One of the clearest problems that stuck out to me going through crisis to recovery was the lack of tools available in Mental Health compared to any other industry I’ve experienced. It was pretty comical some of the conversations my doctor and I have had over the years. I mean, there’s wearables, mobile apps, tablet apps, AI, Big Data, Precision Medicine, etc. So, where’s the technology for Mental Health?
The most important priority in any person with a mental illness and/or serious mental illness is to get healthy and, then, productive. The person needs to know where they’re at in real-time because the disease(s) affect(s) behavior based on internal mechanisms of something that’s, right now, unnoticeable. There just isn’t much there and it leaves a lot of people stuck on both sides (and very political from my perspective because they don’t have enough data to make points and refutations directly to each other). Everyone really means well though.
So, just what is going on here? Google Scholar to the rescue…
Trends in Mental Health Publications from 1985 to 2018
I looked at searches related to wearables and mobile apps as well as the fMRI in research articles found on Google Scholar. So, what is going on? Well, fMRI completely dominated mental health technology research until recently. For those that don’t know, you go into this giant machine and it takes pictures of your brain and it takes about 30 minutes or up to 2 hours depending on what pictures the doctor wants to take. It costs A LOT of money. Now, new technology (e.g. wearables like the Apple Watch) and Mobile Apps (e.g. Calm) are much cheaper and real-time-ish, but don’t give you the full picture (so-to-speak) as a fMRI scanner. If you look into the trends with Mental Health Venture Capital funding, you’ll find that research and funding had a banner year in Mental Health in 2018 too.
Personally, I like where the research trend is going, but I certainly don’t think we completely understand how the brain operates nor how we can improve diagnoses better using fMRI technology and AI for a lot of these illnesses.

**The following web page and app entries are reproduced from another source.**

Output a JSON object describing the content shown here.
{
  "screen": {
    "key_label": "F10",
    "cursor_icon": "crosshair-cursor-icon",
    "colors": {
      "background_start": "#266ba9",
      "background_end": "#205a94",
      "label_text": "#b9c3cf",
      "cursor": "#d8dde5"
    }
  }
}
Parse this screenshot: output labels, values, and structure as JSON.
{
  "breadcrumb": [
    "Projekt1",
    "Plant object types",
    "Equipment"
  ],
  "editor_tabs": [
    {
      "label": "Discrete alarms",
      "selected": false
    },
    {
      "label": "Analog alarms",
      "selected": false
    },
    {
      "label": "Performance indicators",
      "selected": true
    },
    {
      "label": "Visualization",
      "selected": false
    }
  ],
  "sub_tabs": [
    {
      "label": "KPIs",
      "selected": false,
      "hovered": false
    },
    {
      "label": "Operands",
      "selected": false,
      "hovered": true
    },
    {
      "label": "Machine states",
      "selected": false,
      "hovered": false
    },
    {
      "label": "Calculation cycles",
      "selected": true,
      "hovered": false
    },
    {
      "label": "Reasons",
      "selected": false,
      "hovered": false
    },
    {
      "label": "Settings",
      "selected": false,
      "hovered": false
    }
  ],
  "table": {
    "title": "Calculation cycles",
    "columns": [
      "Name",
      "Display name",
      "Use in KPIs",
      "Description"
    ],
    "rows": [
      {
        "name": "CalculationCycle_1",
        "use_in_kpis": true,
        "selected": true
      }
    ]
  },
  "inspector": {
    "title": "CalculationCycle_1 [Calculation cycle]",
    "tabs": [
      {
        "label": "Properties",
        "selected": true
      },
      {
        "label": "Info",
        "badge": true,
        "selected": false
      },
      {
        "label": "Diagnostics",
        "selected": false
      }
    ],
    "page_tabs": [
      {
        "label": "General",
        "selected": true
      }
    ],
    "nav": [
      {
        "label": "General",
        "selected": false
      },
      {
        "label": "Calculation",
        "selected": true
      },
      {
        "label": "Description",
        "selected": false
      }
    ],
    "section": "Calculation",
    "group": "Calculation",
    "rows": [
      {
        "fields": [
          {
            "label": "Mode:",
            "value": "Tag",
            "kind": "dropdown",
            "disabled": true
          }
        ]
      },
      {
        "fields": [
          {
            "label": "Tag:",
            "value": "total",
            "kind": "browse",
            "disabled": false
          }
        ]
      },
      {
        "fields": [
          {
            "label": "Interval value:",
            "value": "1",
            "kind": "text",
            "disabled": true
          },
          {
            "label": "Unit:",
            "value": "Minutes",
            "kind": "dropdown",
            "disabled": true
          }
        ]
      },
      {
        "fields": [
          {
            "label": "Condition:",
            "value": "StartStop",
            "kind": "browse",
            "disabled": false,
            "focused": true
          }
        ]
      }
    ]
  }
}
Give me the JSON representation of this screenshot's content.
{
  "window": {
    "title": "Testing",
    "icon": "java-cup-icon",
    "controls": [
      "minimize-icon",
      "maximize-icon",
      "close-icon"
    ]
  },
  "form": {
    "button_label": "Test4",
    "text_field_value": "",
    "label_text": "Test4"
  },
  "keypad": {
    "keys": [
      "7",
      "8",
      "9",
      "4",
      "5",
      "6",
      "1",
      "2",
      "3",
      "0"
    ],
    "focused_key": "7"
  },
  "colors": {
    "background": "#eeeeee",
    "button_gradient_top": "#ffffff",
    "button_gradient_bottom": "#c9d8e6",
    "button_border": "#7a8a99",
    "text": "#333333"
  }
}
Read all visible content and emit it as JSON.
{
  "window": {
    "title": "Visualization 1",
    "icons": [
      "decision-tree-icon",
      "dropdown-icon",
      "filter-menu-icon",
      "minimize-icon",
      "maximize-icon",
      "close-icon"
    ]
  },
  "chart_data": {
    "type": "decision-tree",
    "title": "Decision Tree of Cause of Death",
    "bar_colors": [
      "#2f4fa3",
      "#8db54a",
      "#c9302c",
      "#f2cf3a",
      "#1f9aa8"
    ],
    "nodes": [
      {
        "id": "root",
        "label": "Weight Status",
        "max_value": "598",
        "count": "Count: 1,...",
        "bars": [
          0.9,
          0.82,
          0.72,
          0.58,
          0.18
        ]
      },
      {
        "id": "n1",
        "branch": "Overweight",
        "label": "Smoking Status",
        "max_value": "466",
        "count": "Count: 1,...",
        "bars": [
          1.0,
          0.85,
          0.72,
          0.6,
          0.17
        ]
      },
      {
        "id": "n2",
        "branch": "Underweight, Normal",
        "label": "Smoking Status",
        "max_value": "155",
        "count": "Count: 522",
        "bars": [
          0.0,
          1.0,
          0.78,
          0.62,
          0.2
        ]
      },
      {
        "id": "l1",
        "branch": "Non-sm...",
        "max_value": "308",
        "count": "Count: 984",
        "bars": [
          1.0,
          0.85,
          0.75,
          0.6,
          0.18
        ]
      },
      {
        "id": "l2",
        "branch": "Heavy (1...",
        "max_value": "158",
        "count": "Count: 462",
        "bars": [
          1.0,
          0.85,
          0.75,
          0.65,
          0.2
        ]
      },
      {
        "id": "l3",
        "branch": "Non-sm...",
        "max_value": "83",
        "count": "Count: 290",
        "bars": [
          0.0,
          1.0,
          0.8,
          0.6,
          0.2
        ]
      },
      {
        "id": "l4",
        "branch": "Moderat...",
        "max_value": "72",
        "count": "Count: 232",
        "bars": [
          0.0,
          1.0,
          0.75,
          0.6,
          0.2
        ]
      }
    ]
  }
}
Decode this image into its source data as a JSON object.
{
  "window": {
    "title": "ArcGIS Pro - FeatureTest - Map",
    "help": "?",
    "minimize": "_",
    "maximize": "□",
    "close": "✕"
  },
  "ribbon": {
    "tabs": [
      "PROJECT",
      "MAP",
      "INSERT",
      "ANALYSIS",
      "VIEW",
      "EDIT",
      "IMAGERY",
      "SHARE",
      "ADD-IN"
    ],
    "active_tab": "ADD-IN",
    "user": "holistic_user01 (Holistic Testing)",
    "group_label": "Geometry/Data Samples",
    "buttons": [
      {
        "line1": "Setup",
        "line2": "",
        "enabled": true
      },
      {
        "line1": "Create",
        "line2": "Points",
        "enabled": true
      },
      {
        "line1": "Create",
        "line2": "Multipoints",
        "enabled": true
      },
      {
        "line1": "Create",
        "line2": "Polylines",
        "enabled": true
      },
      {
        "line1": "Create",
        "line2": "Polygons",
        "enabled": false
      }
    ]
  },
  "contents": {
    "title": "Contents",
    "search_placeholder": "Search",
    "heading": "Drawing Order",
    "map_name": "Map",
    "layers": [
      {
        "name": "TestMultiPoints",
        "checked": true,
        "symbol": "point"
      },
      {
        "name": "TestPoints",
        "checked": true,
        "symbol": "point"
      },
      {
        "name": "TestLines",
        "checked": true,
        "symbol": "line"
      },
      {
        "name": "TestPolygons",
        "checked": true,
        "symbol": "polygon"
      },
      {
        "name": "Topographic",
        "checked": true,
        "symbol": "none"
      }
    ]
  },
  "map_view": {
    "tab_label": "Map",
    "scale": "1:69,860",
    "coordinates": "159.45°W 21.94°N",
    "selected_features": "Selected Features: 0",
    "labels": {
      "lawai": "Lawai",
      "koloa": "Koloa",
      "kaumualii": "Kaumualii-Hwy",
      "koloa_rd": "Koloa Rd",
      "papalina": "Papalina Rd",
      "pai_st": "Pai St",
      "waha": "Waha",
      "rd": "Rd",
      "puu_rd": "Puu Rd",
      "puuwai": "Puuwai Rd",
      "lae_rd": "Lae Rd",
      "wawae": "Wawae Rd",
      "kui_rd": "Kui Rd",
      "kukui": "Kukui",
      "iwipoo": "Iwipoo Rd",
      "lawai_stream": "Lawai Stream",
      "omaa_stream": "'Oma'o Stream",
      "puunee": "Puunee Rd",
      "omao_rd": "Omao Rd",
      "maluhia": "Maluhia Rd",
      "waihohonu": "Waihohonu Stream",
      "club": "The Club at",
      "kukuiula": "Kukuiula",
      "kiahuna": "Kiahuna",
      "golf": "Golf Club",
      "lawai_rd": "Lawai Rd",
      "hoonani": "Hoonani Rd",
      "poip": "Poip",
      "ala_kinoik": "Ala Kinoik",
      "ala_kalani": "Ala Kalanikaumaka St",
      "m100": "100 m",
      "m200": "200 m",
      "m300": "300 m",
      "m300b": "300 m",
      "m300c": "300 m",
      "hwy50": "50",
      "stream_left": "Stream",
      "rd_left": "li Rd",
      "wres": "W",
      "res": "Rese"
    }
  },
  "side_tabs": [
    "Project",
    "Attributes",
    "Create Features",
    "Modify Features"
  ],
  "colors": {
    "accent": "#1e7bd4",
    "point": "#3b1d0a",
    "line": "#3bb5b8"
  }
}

I worry that there isn’t the right focus in the field, as a person with a lived experience myself, and that tech is eating research and putting it in the wrong direction. I’ll be looking into this more in follow-up posts to get a more defined picture of the field.
Dataset available here.